“Any idiot can cope with a crisis, it’s this day to day living that wears you out”
That quote from Chekhov always makes a lot of sense on a quiet Sunday night (funnily enough the time I am writing this). The thought of another week can do strange things to you and the perfect antidote I have found in recent times is comedy. It interested me to see a University of Maryland report which stated that watching comedy films is good for the heart because it boosts the flow of blood. Further inspection also led me to see the link between those in the comedy business and depression. Stephen Fry’s struggles with manic depression have been well documented in recent years and you wonder if the creative outlet to entertain people is a vital lifeline for those who perform and are prone to depression.
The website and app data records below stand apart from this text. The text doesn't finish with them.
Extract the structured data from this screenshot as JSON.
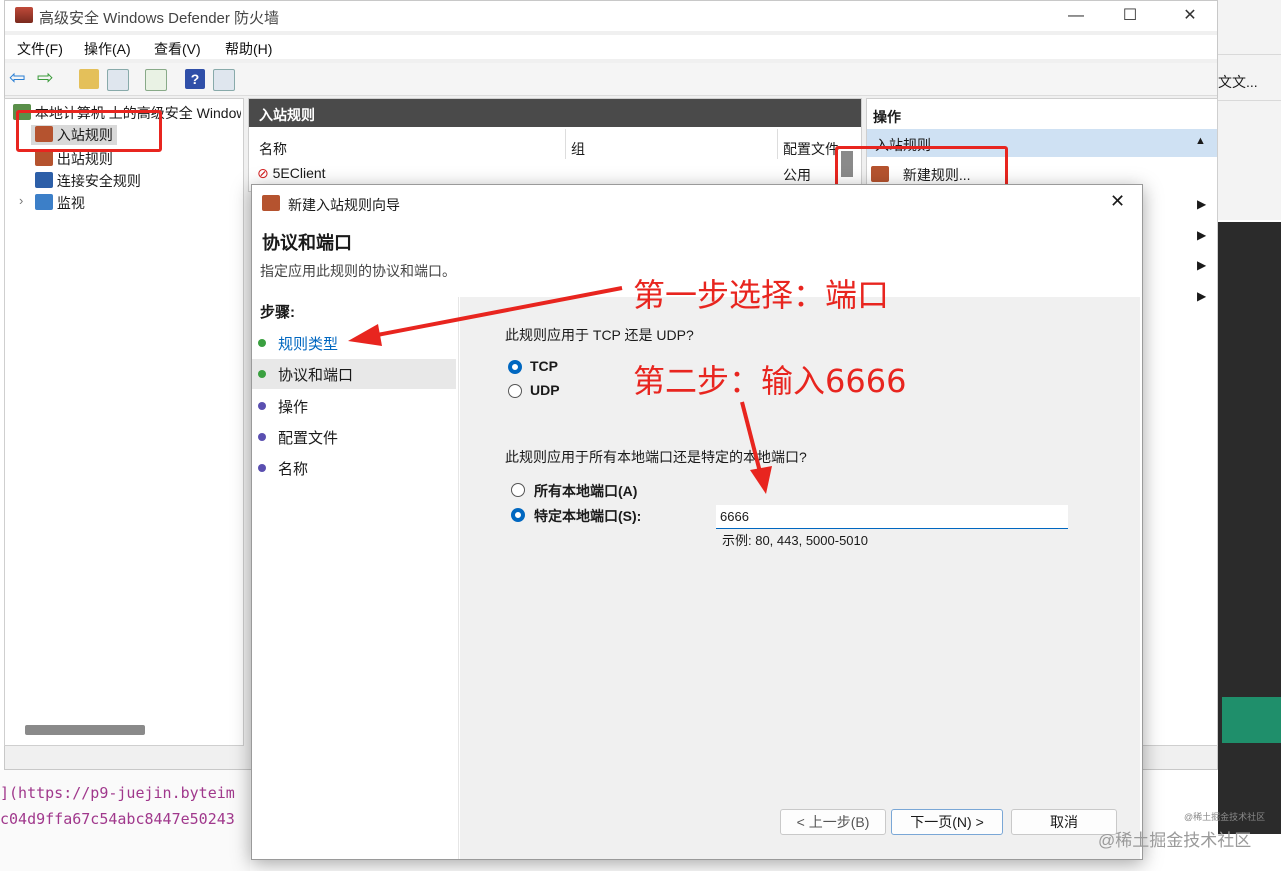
{
  "window": {
    "title": "高级安全 Windows Defender 防火墙",
    "minimize_glyph": "—",
    "maximize_glyph": "☐",
    "close_glyph": "✕"
  },
  "menu": [
    "文件(F)",
    "操作(A)",
    "查看(V)",
    "帮助(H)"
  ],
  "tree": {
    "root": "本地计算机 上的高级安全 Windows Defender 防火墙",
    "items": [
      {
        "label": "入站规则",
        "icon": "inbound-rules-icon"
      },
      {
        "label": "出站规则",
        "icon": "outbound-rules-icon"
      },
      {
        "label": "连接安全规则",
        "icon": "connection-security-icon"
      },
      {
        "label": "监视",
        "icon": "monitor-icon"
      }
    ],
    "expand_glyph": "›"
  },
  "list": {
    "header": "入站规则",
    "columns": [
      "名称",
      "组",
      "配置文件"
    ],
    "rows": [
      {
        "name": "5EClient",
        "group": "",
        "profile": "公用"
      }
    ]
  },
  "actions": {
    "header": "操作",
    "section": "入站规则",
    "new_rule": "新建规则..."
  },
  "dialog": {
    "title": "新建入站规则向导",
    "heading": "协议和端口",
    "subheading": "指定应用此规则的协议和端口。",
    "close_glyph": "✕",
    "steps_label": "步骤:",
    "steps": [
      "规则类型",
      "协议和端口",
      "操作",
      "配置文件",
      "名称"
    ],
    "q1": "此规则应用于 TCP 还是 UDP?",
    "protocol_options": [
      "TCP",
      "UDP"
    ],
    "q2": "此规则应用于所有本地端口还是特定的本地端口?",
    "port_options": [
      "所有本地端口(A)",
      "特定本地端口(S):"
    ],
    "port_value": "6666",
    "port_example": "示例: 80, 443, 5000-5010",
    "buttons": {
      "back": "< 上一步(B)",
      "next": "下一页(N) >",
      "cancel": "取消"
    }
  },
  "annotations": {
    "step1": "第一步选择：端口",
    "step2": "第二步：输入6666"
  },
  "background": {
    "code_line1": "](https://p9-juejin.byteim",
    "code_line2": "c04d9ffa67c54abc8447e50243",
    "right_fragment": "文文...",
    "watermark": "@稀土掘金技术社区",
    "small_watermark": "@稀土掘金技术社区"
  },
  "colors": {
    "annotation_red": "#e8251f",
    "accent_blue": "#0067c0",
    "list_header": "#4a4a4a"
  }
}
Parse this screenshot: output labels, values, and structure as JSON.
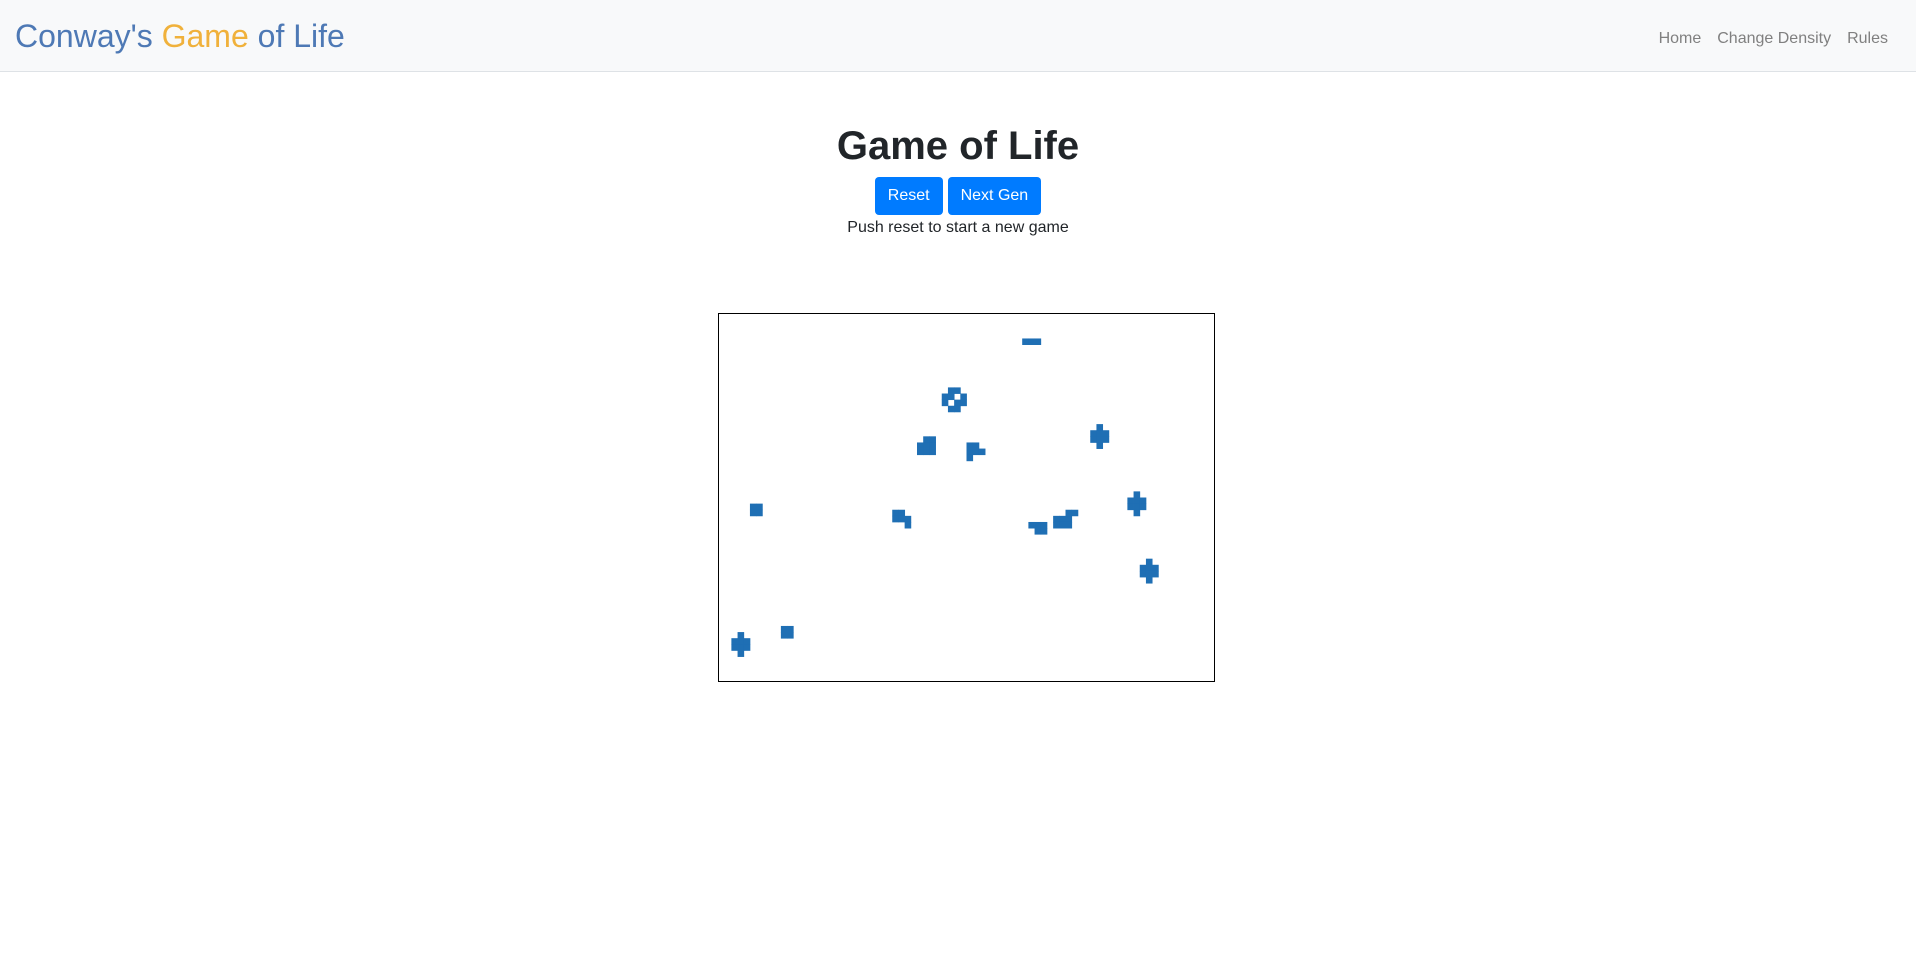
{
  "navbar": {
    "brand_parts": [
      "Conway's ",
      "Game",
      " of Life"
    ],
    "links": [
      "Home",
      "Change Density",
      "Rules"
    ],
    "colors": {
      "brand_primary": "#4e79b5",
      "brand_accent": "#f0b13b"
    }
  },
  "main": {
    "title": "Game of Life",
    "reset_label": "Reset",
    "next_gen_label": "Next Gen",
    "hint": "Push reset to start a new game"
  },
  "board": {
    "cell_color": "#1f6fb4",
    "cols": 80,
    "rows": 60,
    "live_cells": [
      [
        49,
        4
      ],
      [
        50,
        4
      ],
      [
        51,
        4
      ],
      [
        37,
        12
      ],
      [
        38,
        12
      ],
      [
        36,
        13
      ],
      [
        37,
        13
      ],
      [
        39,
        13
      ],
      [
        36,
        14
      ],
      [
        38,
        14
      ],
      [
        39,
        14
      ],
      [
        37,
        15
      ],
      [
        38,
        15
      ],
      [
        33,
        20
      ],
      [
        34,
        20
      ],
      [
        32,
        21
      ],
      [
        33,
        21
      ],
      [
        34,
        21
      ],
      [
        32,
        22
      ],
      [
        33,
        22
      ],
      [
        34,
        22
      ],
      [
        40,
        21
      ],
      [
        41,
        21
      ],
      [
        40,
        22
      ],
      [
        41,
        22
      ],
      [
        42,
        22
      ],
      [
        40,
        23
      ],
      [
        61,
        18
      ],
      [
        60,
        19
      ],
      [
        61,
        19
      ],
      [
        62,
        19
      ],
      [
        60,
        20
      ],
      [
        61,
        20
      ],
      [
        62,
        20
      ],
      [
        61,
        21
      ],
      [
        5,
        31
      ],
      [
        6,
        31
      ],
      [
        5,
        32
      ],
      [
        6,
        32
      ],
      [
        28,
        32
      ],
      [
        29,
        32
      ],
      [
        28,
        33
      ],
      [
        29,
        33
      ],
      [
        30,
        33
      ],
      [
        30,
        34
      ],
      [
        50,
        34
      ],
      [
        51,
        34
      ],
      [
        52,
        34
      ],
      [
        51,
        35
      ],
      [
        52,
        35
      ],
      [
        54,
        33
      ],
      [
        55,
        33
      ],
      [
        56,
        33
      ],
      [
        54,
        34
      ],
      [
        55,
        34
      ],
      [
        56,
        34
      ],
      [
        56,
        32
      ],
      [
        57,
        32
      ],
      [
        67,
        29
      ],
      [
        66,
        30
      ],
      [
        67,
        30
      ],
      [
        68,
        30
      ],
      [
        66,
        31
      ],
      [
        67,
        31
      ],
      [
        68,
        31
      ],
      [
        67,
        32
      ],
      [
        69,
        40
      ],
      [
        68,
        41
      ],
      [
        69,
        41
      ],
      [
        70,
        41
      ],
      [
        68,
        42
      ],
      [
        69,
        42
      ],
      [
        70,
        42
      ],
      [
        69,
        43
      ],
      [
        10,
        51
      ],
      [
        11,
        51
      ],
      [
        10,
        52
      ],
      [
        11,
        52
      ],
      [
        3,
        52
      ],
      [
        2,
        53
      ],
      [
        3,
        53
      ],
      [
        4,
        53
      ],
      [
        2,
        54
      ],
      [
        3,
        54
      ],
      [
        4,
        54
      ],
      [
        3,
        55
      ]
    ]
  }
}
In simple terms, how many occasions have you been simply cheered up just by a joke or any comic event? I have personally found humour at so many turns to have transformed a situation or dark hour. It lightens the tension or helps you put events in perspective. I am particularly drawn to the dark types of Doug Stanhope who is skilled enough to highlight the inadequacies and inhumane aspects of this world in a way that a powerful message can be delivered via satire. I would recommend a YouTube clip, “Doug Stanhope on suicide”. He continues that fine line of American comedians, such as Lenny Bruce or Bill Hicks, who speak out against the monotony of daily life. The very system that enslaves us, yet we still cling to. His comment “life is like animal porn, it’s not for everyone” still makes me chuckle now. Through humour comes change and I like it. Even the thought of your favourite TV show in the evening providing laughs is often the greatest tonic of them all.
Comedy is more than just an art form. It’s the ability to detach yourself from the world and laugh at either your own limitations in a healthy way or even expose the world for all its failings. Maybe it is just a British thing, but we do like our comic stars to be flawed or at least world weary. Basil Fawlty became the ultimate fall guy, we empathised at his frustrations and also laughed at his inability to rationalise this in day to day living. He’s a great guy but we don’t want to be him.
The brilliant Peep Show in recent times has also given us the Mark and Jeremy characters so well played by David Mitchell and Robert Webb. We all know people like them in real life and despite its full on nature, it is a show that is scarily true to the “real world”. Both guys display certain traits prevalent in men whether it is the nagging self-doubt and angst of Mark, the inability to articulate feelings or the the shallow self-centredness of Jeremy coupled with his pure ego.
Humour is one of the greatest gifts this world has been blessed with. It should be mandatory to laugh at least 100 times a day. With it comes a warning, don’t take yourselves too seriously or end up becoming the people you laugh at all the time on the television. I hear all the time that people look for a good sense of humour when it comes to a partner. It’s also something all of us should have for getting through life in general. Laughter opens up so many doors and taboos for all us, may it continue to do so and inspire us all to a better life.